This Op-Ed by Nicole Malliotakis originally appeared in the Brooklyn Reporter

The priorities of those governing New York seem to be lost in a quagmire, and we’re dangerously close to setting two very bad precedents. Our law-abiding, taxpaying citizens are struggling to make ends meet. Yet, plans are being pushed in Albany that would add millions of dollars in new costs to our higher education system without helping a single taxpaying, law-abiding citizen.

Assembly Democrats have renewed their push for the DREAM Act, a plan to provide tens of millions in taxpayer-funded tuition aid for illegal immigrants. New York shouldn’t be setting the dangerous precedent of putting those in this country illegally ahead of legal immigrants and citizen students, especially after increasing tuition at city and state universities and eliminating tuition assistance for the state’s graduate students in 2010.

Many undocumented students were brought to the U.S. as young children and want to achieve the American Dream too, but pressure needs to be put on the federal government to fix the immigration system once and for all. Until our representatives in Washington achieve this, providing taxpayer funds for illegal immigrants simply isn’t right.

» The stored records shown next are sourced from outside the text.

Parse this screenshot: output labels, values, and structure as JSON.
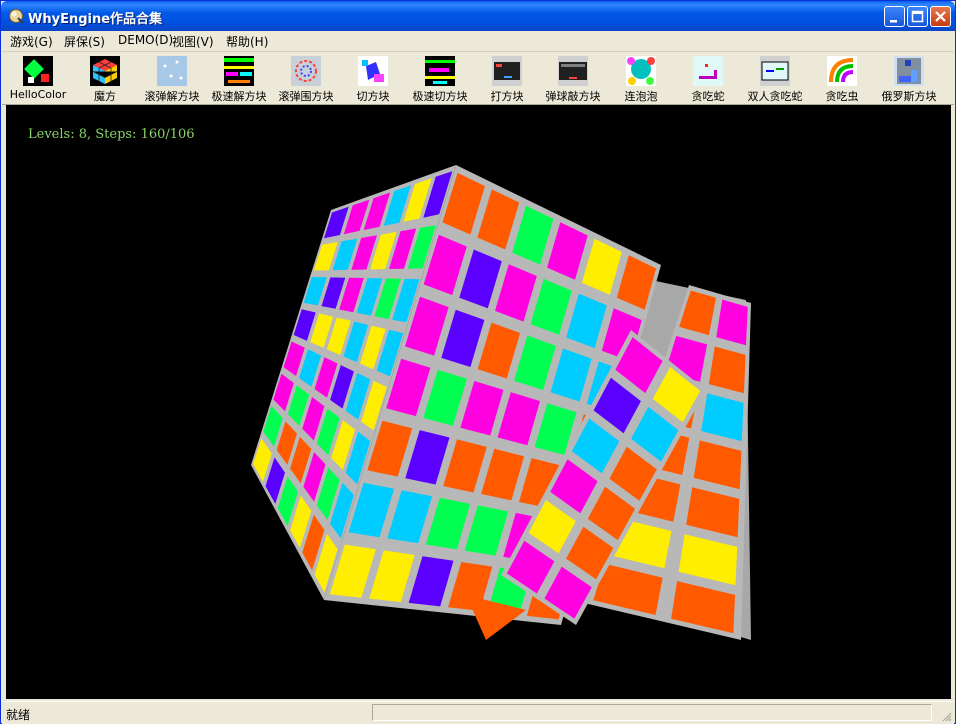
{
  "window": {
    "title": "WhyEngine作品合集",
    "title_bar_color": "#0058e6"
  },
  "menu": [
    {
      "label": "游戏(G)"
    },
    {
      "label": "屏保(S)"
    },
    {
      "label": "DEMO(D)"
    },
    {
      "label": "视图(V)"
    },
    {
      "label": "帮助(H)"
    }
  ],
  "toolbar": [
    {
      "label": "HelloColor",
      "icon": "hellocolor-icon"
    },
    {
      "label": "魔方",
      "icon": "rubiks-cube-icon"
    },
    {
      "label": "滚弹解方块",
      "icon": "bounce-break-icon"
    },
    {
      "label": "极速解方块",
      "icon": "speed-break-icon"
    },
    {
      "label": "滚弹围方块",
      "icon": "bounce-surround-icon"
    },
    {
      "label": "切方块",
      "icon": "cut-block-icon"
    },
    {
      "label": "极速切方块",
      "icon": "speed-cut-icon"
    },
    {
      "label": "打方块",
      "icon": "hit-block-icon"
    },
    {
      "label": "弹球敲方块",
      "icon": "pinball-block-icon"
    },
    {
      "label": "连泡泡",
      "icon": "bubble-icon"
    },
    {
      "label": "贪吃蛇",
      "icon": "snake-icon"
    },
    {
      "label": "双人贪吃蛇",
      "icon": "two-player-snake-icon"
    },
    {
      "label": "贪吃虫",
      "icon": "worm-icon"
    },
    {
      "label": "俄罗斯方块",
      "icon": "tetris-icon"
    }
  ],
  "game": {
    "hud_text": "Levels: 8, Steps: 160/106",
    "background": "#000000",
    "hud_color": "#8bd36a",
    "face_colors": [
      "#ff5a00",
      "#ff00e0",
      "#00ff50",
      "#00ccff",
      "#ffee00",
      "#5a00ff",
      "#cccccc"
    ]
  },
  "status": {
    "text": "就绪"
  }
}
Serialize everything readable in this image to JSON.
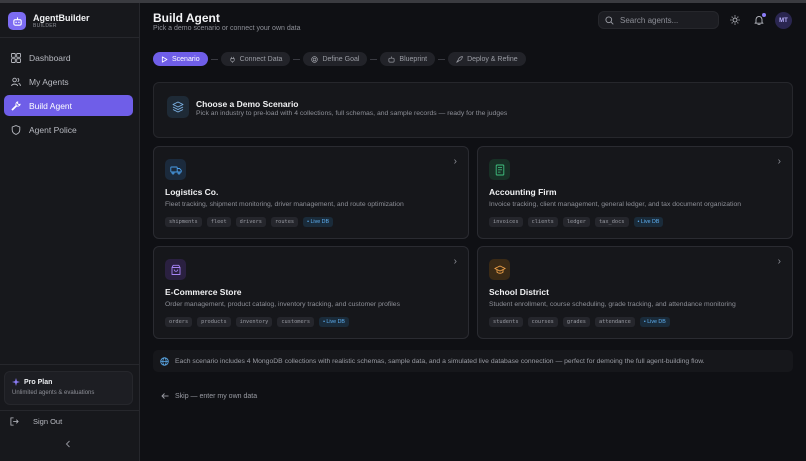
{
  "brand": {
    "name": "AgentBuilder",
    "sub": "BUILDER"
  },
  "nav": {
    "dashboard": "Dashboard",
    "my_agents": "My Agents",
    "build_agent": "Build Agent",
    "agent_police": "Agent Police"
  },
  "plan": {
    "title": "Pro Plan",
    "sub": "Unlimited agents & evaluations"
  },
  "signout": "Sign Out",
  "header": {
    "title": "Build Agent",
    "subtitle": "Pick a demo scenario or connect your own data",
    "search_placeholder": "Search agents...",
    "avatar_initials": "MT"
  },
  "steps": {
    "scenario": "Scenario",
    "connect": "Connect Data",
    "goal": "Define Goal",
    "blueprint": "Blueprint",
    "deploy": "Deploy & Refine"
  },
  "banner": {
    "title": "Choose a Demo Scenario",
    "sub": "Pick an industry to pre-load with 4 collections, full schemas, and sample records — ready for the judges"
  },
  "cards": {
    "logistics": {
      "title": "Logistics Co.",
      "desc": "Fleet tracking, shipment monitoring, driver management, and route optimization",
      "tags": [
        "shipments",
        "fleet",
        "drivers",
        "routes"
      ]
    },
    "accounting": {
      "title": "Accounting Firm",
      "desc": "Invoice tracking, client management, general ledger, and tax document organization",
      "tags": [
        "invoices",
        "clients",
        "ledger",
        "tax_docs"
      ]
    },
    "ecommerce": {
      "title": "E-Commerce Store",
      "desc": "Order management, product catalog, inventory tracking, and customer profiles",
      "tags": [
        "orders",
        "products",
        "inventory",
        "customers"
      ]
    },
    "school": {
      "title": "School District",
      "desc": "Student enrollment, course scheduling, grade tracking, and attendance monitoring",
      "tags": [
        "students",
        "courses",
        "grades",
        "attendance"
      ]
    },
    "live_label": "• Live DB"
  },
  "note": "Each scenario includes 4 MongoDB collections with realistic schemas, sample data, and a simulated live database connection — perfect for demoing the full agent-building flow.",
  "skip": "Skip — enter my own data",
  "colors": {
    "accent": "#6f5ee8",
    "logistics": "#4a9eea",
    "accounting": "#3fbf7f",
    "ecommerce": "#a684f5",
    "school": "#f0a24a",
    "live": "#5fb2f5"
  }
}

As the daughter of two immigrants, I know the trials and tribulations that go into attaining the American Dream, and while it is not easy, it can be realized. At young ages, lacking money and education, my parents came to the U.S. They worked multiple jobs and made lots of sacrifices to put me through college, and I worked full-time to obtain my MBA at night. Many other middle-class families are doing the same and with the Tuition Assistance Program household income cap of $80,000, they are not receiving any state aid.

Recently, Governor Cuomo added insult to injury, proposing that the state provide free college education to convicted criminals. The intent of this program has merit – as education has long been proven to be a reliable and cost-effective way to reduce recidivism – but it sends a terrible message to financially struggling law-abiding citizens. The program should remain privately funded.

Perhaps those pushing these proposals are unaware that the average New York student leaves college with almost $26,000 in debt. Or, that families across this state are working multiple jobs to pay sky-high tuition.

Either way, one thing seems certain – there is a lack of support and compassion for the taxpaying, law-abiding American citizen. They too are the future of this nation and shouldn’t have to take a back seat to others simply because they follow the rules.